His book beguiles you with the charms of Naramata Bench, a wine-growing region overlooking the expansive, beautiful and pristine Lake Okanagan; delves into the people with a dream some of whom are just selling their first ’09 vintages in time for Spring Wine Festival 2010, kicking off today in the Okanagan. He gives you a brief background on valley influentials such as Elias Phiniotis, Ron Taylor, and Howard Soon. He also takes you into the past with historical anecdotes about B.C.’s oldest continually operating winery (since 1932), Calona Vineyards, and forward into the future sharing with you certain family’s plans to plant on the northern perches of Salmon Arm, where the nearest vineyard at Larch Hills is at B.C.’s highest elevation of 700 meters/ 2,300 feet.

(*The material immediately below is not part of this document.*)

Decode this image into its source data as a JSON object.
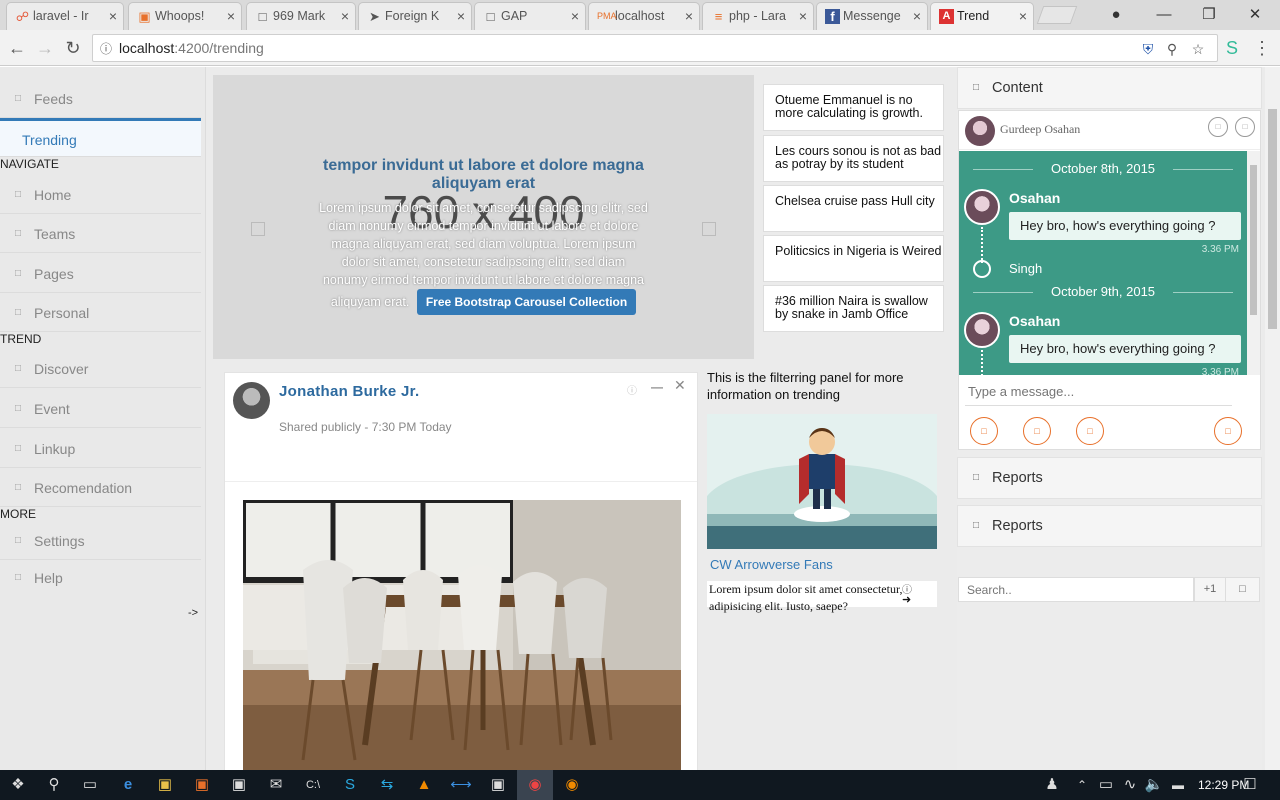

Most importantly, however, Schreiner will introduce you to the people who have chosen to build their lives around the vine, to make the best of the hand that Mother Nature deals them season after season. With this kind of an introduction to a region’s wine, you can’t help but fall in love with the ones that please your palate, and keep returning year after year to see what magic has been bottled in this year’s new vintage.
*Note Book’s Wine Speak Glossary at the end is very helpful and is sure to make you sound like you know what you’re talking about when you’re in the Tasting Rooms.
Available in Bookstores and Online Now